- EXERCISE DIRECTIONS
All of the entries are to be printed exactly as they appear.

- Extracted data entries
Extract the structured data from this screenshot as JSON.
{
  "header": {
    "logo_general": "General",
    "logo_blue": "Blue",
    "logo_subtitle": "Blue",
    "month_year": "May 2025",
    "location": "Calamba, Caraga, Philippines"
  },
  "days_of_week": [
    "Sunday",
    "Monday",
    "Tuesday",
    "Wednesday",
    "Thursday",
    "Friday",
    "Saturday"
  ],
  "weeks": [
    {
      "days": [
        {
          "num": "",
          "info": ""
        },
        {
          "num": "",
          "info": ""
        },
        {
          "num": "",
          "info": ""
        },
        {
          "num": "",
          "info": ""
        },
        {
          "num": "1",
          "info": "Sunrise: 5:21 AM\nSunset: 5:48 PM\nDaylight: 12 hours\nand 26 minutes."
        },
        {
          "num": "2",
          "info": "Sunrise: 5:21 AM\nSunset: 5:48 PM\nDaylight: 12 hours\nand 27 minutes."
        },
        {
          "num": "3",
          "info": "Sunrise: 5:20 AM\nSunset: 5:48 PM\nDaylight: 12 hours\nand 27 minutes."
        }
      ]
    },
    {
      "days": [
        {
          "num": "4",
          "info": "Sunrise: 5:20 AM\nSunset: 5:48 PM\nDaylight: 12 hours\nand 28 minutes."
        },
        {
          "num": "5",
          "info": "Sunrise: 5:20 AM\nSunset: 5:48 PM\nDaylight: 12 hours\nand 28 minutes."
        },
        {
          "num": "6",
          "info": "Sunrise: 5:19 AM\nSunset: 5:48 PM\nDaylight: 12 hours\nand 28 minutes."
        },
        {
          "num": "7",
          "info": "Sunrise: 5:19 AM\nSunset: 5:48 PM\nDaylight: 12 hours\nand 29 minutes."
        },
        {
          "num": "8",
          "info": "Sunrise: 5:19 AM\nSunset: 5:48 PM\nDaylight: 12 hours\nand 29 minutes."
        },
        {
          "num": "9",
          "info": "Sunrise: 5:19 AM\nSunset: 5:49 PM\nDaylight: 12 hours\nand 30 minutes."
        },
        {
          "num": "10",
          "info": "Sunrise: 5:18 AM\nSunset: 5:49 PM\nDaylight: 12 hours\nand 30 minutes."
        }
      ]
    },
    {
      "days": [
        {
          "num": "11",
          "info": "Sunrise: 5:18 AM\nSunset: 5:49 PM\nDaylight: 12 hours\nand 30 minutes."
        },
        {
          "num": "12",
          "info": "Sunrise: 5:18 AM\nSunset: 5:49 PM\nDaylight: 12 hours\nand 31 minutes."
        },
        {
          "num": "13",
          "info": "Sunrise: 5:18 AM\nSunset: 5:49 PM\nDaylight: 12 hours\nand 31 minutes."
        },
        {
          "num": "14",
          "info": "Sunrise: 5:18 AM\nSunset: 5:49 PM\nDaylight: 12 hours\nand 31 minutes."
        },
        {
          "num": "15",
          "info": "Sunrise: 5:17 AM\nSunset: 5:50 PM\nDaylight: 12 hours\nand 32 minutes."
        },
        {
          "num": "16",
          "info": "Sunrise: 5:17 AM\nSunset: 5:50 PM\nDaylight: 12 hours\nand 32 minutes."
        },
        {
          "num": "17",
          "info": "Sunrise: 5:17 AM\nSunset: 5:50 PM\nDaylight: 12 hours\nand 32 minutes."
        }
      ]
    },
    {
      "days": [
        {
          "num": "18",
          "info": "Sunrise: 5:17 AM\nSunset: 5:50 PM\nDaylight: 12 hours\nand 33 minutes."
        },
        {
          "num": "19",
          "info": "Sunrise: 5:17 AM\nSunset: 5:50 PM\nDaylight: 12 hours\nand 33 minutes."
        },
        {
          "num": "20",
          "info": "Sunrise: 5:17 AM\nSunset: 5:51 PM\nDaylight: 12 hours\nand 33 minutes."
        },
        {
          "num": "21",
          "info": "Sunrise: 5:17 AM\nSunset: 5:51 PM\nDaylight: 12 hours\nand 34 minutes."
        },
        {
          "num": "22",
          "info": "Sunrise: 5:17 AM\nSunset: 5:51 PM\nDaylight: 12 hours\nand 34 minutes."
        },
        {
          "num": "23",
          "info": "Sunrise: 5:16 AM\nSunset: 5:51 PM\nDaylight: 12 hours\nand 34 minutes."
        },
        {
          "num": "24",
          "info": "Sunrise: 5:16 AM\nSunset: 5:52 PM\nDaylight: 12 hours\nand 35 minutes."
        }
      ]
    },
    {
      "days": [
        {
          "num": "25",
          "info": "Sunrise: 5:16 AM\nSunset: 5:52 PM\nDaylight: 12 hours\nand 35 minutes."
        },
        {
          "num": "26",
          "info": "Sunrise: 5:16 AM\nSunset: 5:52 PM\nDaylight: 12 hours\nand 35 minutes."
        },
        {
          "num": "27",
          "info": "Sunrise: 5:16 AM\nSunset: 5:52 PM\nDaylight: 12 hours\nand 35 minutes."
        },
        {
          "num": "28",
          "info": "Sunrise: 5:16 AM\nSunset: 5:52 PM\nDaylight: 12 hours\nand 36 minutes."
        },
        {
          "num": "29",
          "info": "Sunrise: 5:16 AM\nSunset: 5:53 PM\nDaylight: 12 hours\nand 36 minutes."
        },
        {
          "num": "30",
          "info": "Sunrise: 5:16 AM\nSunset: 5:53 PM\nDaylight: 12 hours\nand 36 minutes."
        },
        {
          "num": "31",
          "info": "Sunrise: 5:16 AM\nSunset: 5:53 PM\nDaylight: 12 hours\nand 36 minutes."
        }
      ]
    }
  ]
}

- RESULT
Extract the structured data from this screenshot as JSON.
{
  "header": {
    "logo_general": "General",
    "logo_blue": "Blue",
    "logo_subtitle": "Blue",
    "month_year": "May 2025",
    "location": "Calamba, Caraga, Philippines"
  },
  "days_of_week": [
    "Sunday",
    "Monday",
    "Tuesday",
    "Wednesday",
    "Thursday",
    "Friday",
    "Saturday"
  ],
  "weeks": [
    {
      "days": [
        {
          "num": "",
          "info": ""
        },
        {
          "num": "",
          "info": ""
        },
        {
          "num": "",
          "info": ""
        },
        {
          "num": "",
          "info": ""
        },
        {
          "num": "1",
          "info": "Sunrise: 5:21 AM\nSunset: 5:48 PM\nDaylight: 12 hours\nand 26 minutes."
        },
        {
          "num": "2",
          "info": "Sunrise: 5:21 AM\nSunset: 5:48 PM\nDaylight: 12 hours\nand 27 minutes."
        },
        {
          "num": "3",
          "info": "Sunrise: 5:20 AM\nSunset: 5:48 PM\nDaylight: 12 hours\nand 27 minutes."
        }
      ]
    },
    {
      "days": [
        {
          "num": "4",
          "info": "Sunrise: 5:20 AM\nSunset: 5:48 PM\nDaylight: 12 hours\nand 28 minutes."
        },
        {
          "num": "5",
          "info": "Sunrise: 5:20 AM\nSunset: 5:48 PM\nDaylight: 12 hours\nand 28 minutes."
        },
        {
          "num": "6",
          "info": "Sunrise: 5:19 AM\nSunset: 5:48 PM\nDaylight: 12 hours\nand 28 minutes."
        },
        {
          "num": "7",
          "info": "Sunrise: 5:19 AM\nSunset: 5:48 PM\nDaylight: 12 hours\nand 29 minutes."
        },
        {
          "num": "8",
          "info": "Sunrise: 5:19 AM\nSunset: 5:48 PM\nDaylight: 12 hours\nand 29 minutes."
        },
        {
          "num": "9",
          "info": "Sunrise: 5:19 AM\nSunset: 5:49 PM\nDaylight: 12 hours\nand 30 minutes."
        },
        {
          "num": "10",
          "info": "Sunrise: 5:18 AM\nSunset: 5:49 PM\nDaylight: 12 hours\nand 30 minutes."
        }
      ]
    },
    {
      "days": [
        {
          "num": "11",
          "info": "Sunrise: 5:18 AM\nSunset: 5:49 PM\nDaylight: 12 hours\nand 30 minutes."
        },
        {
          "num": "12",
          "info": "Sunrise: 5:18 AM\nSunset: 5:49 PM\nDaylight: 12 hours\nand 31 minutes."
        },
        {
          "num": "13",
          "info": "Sunrise: 5:18 AM\nSunset: 5:49 PM\nDaylight: 12 hours\nand 31 minutes."
        },
        {
          "num": "14",
          "info": "Sunrise: 5:18 AM\nSunset: 5:49 PM\nDaylight: 12 hours\nand 31 minutes."
        },
        {
          "num": "15",
          "info": "Sunrise: 5:17 AM\nSunset: 5:50 PM\nDaylight: 12 hours\nand 32 minutes."
        },
        {
          "num": "16",
          "info": "Sunrise: 5:17 AM\nSunset: 5:50 PM\nDaylight: 12 hours\nand 32 minutes."
        },
        {
          "num": "17",
          "info": "Sunrise: 5:17 AM\nSunset: 5:50 PM\nDaylight: 12 hours\nand 32 minutes."
        }
      ]
    },
    {
      "days": [
        {
          "num": "18",
          "info": "Sunrise: 5:17 AM\nSunset: 5:50 PM\nDaylight: 12 hours\nand 33 minutes."
        },
        {
          "num": "19",
          "info": "Sunrise: 5:17 AM\nSunset: 5:50 PM\nDaylight: 12 hours\nand 33 minutes."
        },
        {
          "num": "20",
          "info": "Sunrise: 5:17 AM\nSunset: 5:51 PM\nDaylight: 12 hours\nand 33 minutes."
        },
        {
          "num": "21",
          "info": "Sunrise: 5:17 AM\nSunset: 5:51 PM\nDaylight: 12 hours\nand 34 minutes."
        },
        {
          "num": "22",
          "info": "Sunrise: 5:17 AM\nSunset: 5:51 PM\nDaylight: 12 hours\nand 34 minutes."
        },
        {
          "num": "23",
          "info": "Sunrise: 5:16 AM\nSunset: 5:51 PM\nDaylight: 12 hours\nand 34 minutes."
        },
        {
          "num": "24",
          "info": "Sunrise: 5:16 AM\nSunset: 5:52 PM\nDaylight: 12 hours\nand 35 minutes."
        }
      ]
    },
    {
      "days": [
        {
          "num": "25",
          "info": "Sunrise: 5:16 AM\nSunset: 5:52 PM\nDaylight: 12 hours\nand 35 minutes."
        },
        {
          "num": "26",
          "info": "Sunrise: 5:16 AM\nSunset: 5:52 PM\nDaylight: 12 hours\nand 35 minutes."
        },
        {
          "num": "27",
          "info": "Sunrise: 5:16 AM\nSunset: 5:52 PM\nDaylight: 12 hours\nand 35 minutes."
        },
        {
          "num": "28",
          "info": "Sunrise: 5:16 AM\nSunset: 5:52 PM\nDaylight: 12 hours\nand 36 minutes."
        },
        {
          "num": "29",
          "info": "Sunrise: 5:16 AM\nSunset: 5:53 PM\nDaylight: 12 hours\nand 36 minutes."
        },
        {
          "num": "30",
          "info": "Sunrise: 5:16 AM\nSunset: 5:53 PM\nDaylight: 12 hours\nand 36 minutes."
        },
        {
          "num": "31",
          "info": "Sunrise: 5:16 AM\nSunset: 5:53 PM\nDaylight: 12 hours\nand 36 minutes."
        }
      ]
    }
  ]
}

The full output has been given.